This year was a tumultuous one for banking: Occupy Wall Street protests around the country focused Americans’ anger against the financial industry, while widespread outrage over banks’ attempts to charge fees for debit card use culminated in a call for Americans to pull their money out of big banks last month on what was dubbed “Bank Transfer Day.”
But whether your checking account is at a big national bank, small community bank, online bank or credit union, 2012 is a chance to begin afresh. Start 2012 on the right foot with these resolutions for better banking.

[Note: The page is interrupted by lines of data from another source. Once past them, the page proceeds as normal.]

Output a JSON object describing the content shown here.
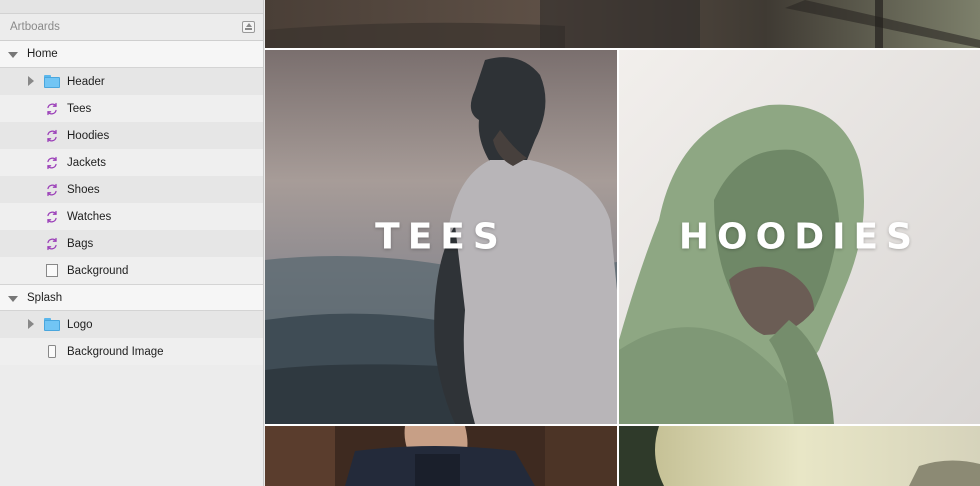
{
  "sidebar": {
    "header": {
      "label": "Artboards"
    },
    "groups": [
      {
        "label": "Home",
        "items": [
          {
            "label": "Header",
            "icon": "folder-icon"
          },
          {
            "label": "Tees",
            "icon": "symbol-icon"
          },
          {
            "label": "Hoodies",
            "icon": "symbol-icon"
          },
          {
            "label": "Jackets",
            "icon": "symbol-icon"
          },
          {
            "label": "Shoes",
            "icon": "symbol-icon"
          },
          {
            "label": "Watches",
            "icon": "symbol-icon"
          },
          {
            "label": "Bags",
            "icon": "symbol-icon"
          },
          {
            "label": "Background",
            "icon": "rectangle-icon"
          }
        ]
      },
      {
        "label": "Splash",
        "items": [
          {
            "label": "Logo",
            "icon": "folder-icon"
          },
          {
            "label": "Background Image",
            "icon": "phone-icon"
          }
        ]
      }
    ]
  },
  "canvas": {
    "tiles": [
      {
        "title": "TEES",
        "image": "man-in-tshirt-mountains"
      },
      {
        "title": "HOODIES",
        "image": "man-in-green-hoodie"
      }
    ]
  },
  "colors": {
    "symbol_icon": "#9b3fb8",
    "folder_icon": "#72c5f4",
    "sidebar_bg": "#ececec"
  }
}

1. Audit your bank. The silver lining of the debit fee debacle is that it made many of us more aware of the fees our banks charge us and of what we’re getting in return. Start the new year by tallying up the fees you’re being charged for things like monthly account maintenance, overdraft protection transfers and out-of-network ATM use. How much are you paying each month? And what perks are you getting in return? Maybe you don’t need a branch in every mid-sized city. Maybe you love the high-tech bells and whistles like being able to deposit a check by taking a picture of it. Only you can make that determination. But if the math doesn’t add up, consider another institution.
2. Use cash when you can. If there was one thing we learned in 2011, it was just how expensive it is for small merchants to process debit card transactions because of interchange fees. Although the Federal Reserve set a cap on these fees last year, loopholes in the legislation mean that mom-and-pop businesses still get socked with hefty fees. So, maybe 2012 can be the year you pledge not to use a debit card for a cup of coffee. Maybe you want to take it a little further and go cash-only for stuff that costs less than, say, $5. You’ll help yourself, as well; many studies find that when people use cash, they spend less than they do when paying with plastic.

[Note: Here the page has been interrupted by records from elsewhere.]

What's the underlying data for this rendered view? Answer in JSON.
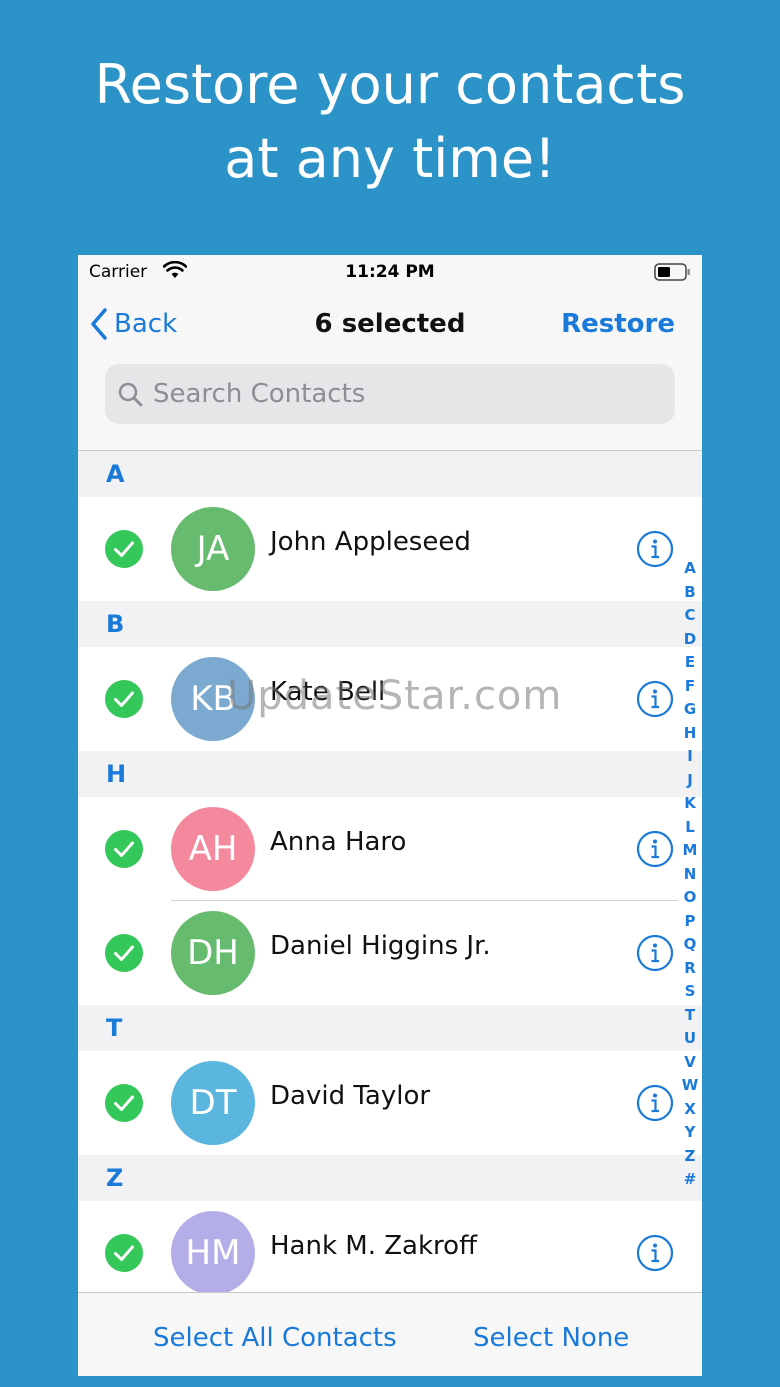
{
  "headline": {
    "line1": "Restore your contacts",
    "line2": "at any time!"
  },
  "status_bar": {
    "carrier": "Carrier",
    "time": "11:24 PM"
  },
  "navbar": {
    "back_label": "Back",
    "title": "6 selected",
    "restore_label": "Restore"
  },
  "search": {
    "placeholder": "Search Contacts",
    "value": ""
  },
  "sections": [
    {
      "letter": "A",
      "contacts": [
        {
          "initials": "JA",
          "name": "John Appleseed",
          "color": "#66bb6e",
          "selected": true
        }
      ]
    },
    {
      "letter": "B",
      "contacts": [
        {
          "initials": "KB",
          "name": "Kate Bell",
          "color": "#7ba9cf",
          "selected": true
        }
      ]
    },
    {
      "letter": "H",
      "contacts": [
        {
          "initials": "AH",
          "name": "Anna Haro",
          "color": "#f4889c",
          "selected": true
        },
        {
          "initials": "DH",
          "name": "Daniel Higgins Jr.",
          "color": "#66bb6e",
          "selected": true
        }
      ]
    },
    {
      "letter": "T",
      "contacts": [
        {
          "initials": "DT",
          "name": "David Taylor",
          "color": "#5ab6de",
          "selected": true
        }
      ]
    },
    {
      "letter": "Z",
      "contacts": [
        {
          "initials": "HM",
          "name": "Hank M. Zakroff",
          "color": "#b3aee8",
          "selected": true
        }
      ]
    }
  ],
  "index_letters": [
    "A",
    "B",
    "C",
    "D",
    "E",
    "F",
    "G",
    "H",
    "I",
    "J",
    "K",
    "L",
    "M",
    "N",
    "O",
    "P",
    "Q",
    "R",
    "S",
    "T",
    "U",
    "V",
    "W",
    "X",
    "Y",
    "Z",
    "#"
  ],
  "toolbar": {
    "select_all_label": "Select All Contacts",
    "select_none_label": "Select None"
  },
  "watermark": "UpdateStar.com",
  "colors": {
    "background": "#2b93c8",
    "accent": "#1a7ad9",
    "check_green": "#34c759"
  }
}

3. Set up text alerts. Many banks and credit unions will, at your request, send you an automated text message whenever your balance drops below an amount you select. Not only will it keep you from getting dinged with an insufficient funds fee, it can alert you if your account information has been compromised. If a criminal gets his or her hands on your account information and decides to take it on a shopping spree, you’ll be able to put a stop to it before they empty your account. Some financial institutions also let you receive alerts if transactions above a certain dollar amount are made; security experts say this is also a valuable tool to thwart unauthorized purchases.
4. Think of a better PIN. It’s your birth date, isn’t it? Or your dog’s name? Or maybe you’re lazy and you just key in “123456” or “password” when you use your debit card. Stop it. You might as well print your password in permanent marker on the back of the card. Study after study of PINs and passwords show that an alarming number of us have easily guessable ones. Forbes.com has two lists of the most popular — that is, the least secure — passwords of 2011. If you see your PIN on either list, change it now. Even if you don’t, your security code is probably a lot more vulnerable than you think. Sophisticated criminals now coordinate their account number-gathering with infiltrating social networks like Facebook — which means they already know your dog’s name and your birthday.
5. Make saving automatic. Building up an emergency fund or saving for a big purchase is easier if you don’t have to think about it. Set up an automatic transfer from your checking account to a linked savings account each month. If you get a paycheck via direct deposit, see if the system lets you send money to two different accounts (many do). Arrange to have a portion of each paycheck deposited into a separate savings account. If you think you’ll be tempted to dip into your cash stash for everyday expenses, open that savings account at a separate institution to boost the “out of sight, out of mind” factor.